In Falling from the Light, Sydney finds herself caught at the intersection of these three things: love, power, and insanity. It’s not a comfortable place for a human. It’s not a safe place. It is, as a writer, an interesting place. I hope that readers will agree.
Thank you so much for hosting me!
Falling from the Light
Genre: Urban Fantasy/Paranormal Romance
Number of pages: 250
Word Count: 94,500
Cover Artist: Croco Designs
All Sydney Kildare wants is a minute in the slow lane, some time to decide where she’s going with her vampire lover, Malcolm Kelly. But after sitting out the last battle, the powerful Master Bronson is giving orders again, and he isn’t above blackmailing his former courier to get what he wants.
With Mal sent to track a vicious killer, Syd is forced to infiltrate a pharmaceutical company responsible for a drug that turns vampires into real monsters. She’s unprepared and alone, but fiercely determined. If her investigation doesn’t satisfy the Master, Malcolm will pay the price. A wrong turn throws her into the middle of a vampire power play. Caught between twisting forces, with their freedom at stake, she’ll have to decide what’s more important: love, power or revenge. But choosing what feels right might turn out all wrong.
I turned to find Thurston staring, like he’d been focused on the back of my head. “When met Chev on the way in,” I said. “The owner of the casino. She said that you can ask the front desk for…uhm…for when you get hungry.”
“Should I go now?” he asked, uncertain.
“If you want,” I muttered, distracted by a sudden rush of warmth. I drifted toward the door as Mickey started speaking to Thurston in Spanish. She was her usual enthusiastic self. His responses were brief and tense. I opened the door and leaned against the frame as Malcolm walked into view.
He wore a thin, brown sweater over a bright white t-shirt, and the cuffs of his dark pants were red with dust. Petr shuffled along beside him, his limp more pronounced as he pointed something out on the armful of paperwork he carried. Mal raised a hand to wave him off and, anticipating it, Petr shoved a couple of pages into his palm before falling back.
“Of all the hallways of all the prickly vampire hotels in all the world, you walk into mine,” I said. “Whatcha been doing?”
Faint lines crinkled around his eyes and his dimple emerged as he smiled.
“Communing with scrub brush and cacti. It’s therapeutic, and pointy. What are you…” His smile faded as he stared past me. I turned to find Mickey holding a pair of tighty-whities in one hand and plaid boxers in the other.
Thurston slumped in the armchair in front of her, glowering up from beneath heavy eyebrows. Mickey tsked and gave me an exasperated look.
“Tell him he has to choose one.”
“What? No. I’m not telling him that.”
“He can’t go without.” She shook them at Thurston. “You cannot go without.”
Malcolm backed away.
“Don’t you leave me here with this,” I hissed.
“As if I’d leave a lady in distress.” Malcolm’s arm snaked around my waist and he swung me against his side. “Come on. Let’s see if we can find something to erase that scene from our memories.”

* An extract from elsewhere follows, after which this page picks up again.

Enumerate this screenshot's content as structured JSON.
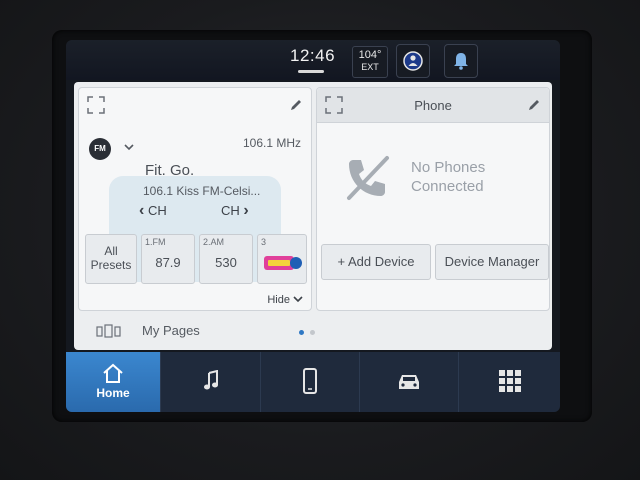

“Are we going to drop acid?”
“I was thinking dinner, but do what you need to.”
About Regan Summers
Regan Summers is the author of the romantic urban fantasy Night Runner series. As a native Alaskan, she’s used to long, cold nights but thinks they’re better with a helping of sexy vampires. Don’t Bite the Messenger, the first in the series, was a finalist for the 2013 EPIC eBook Awards in the paranormal category.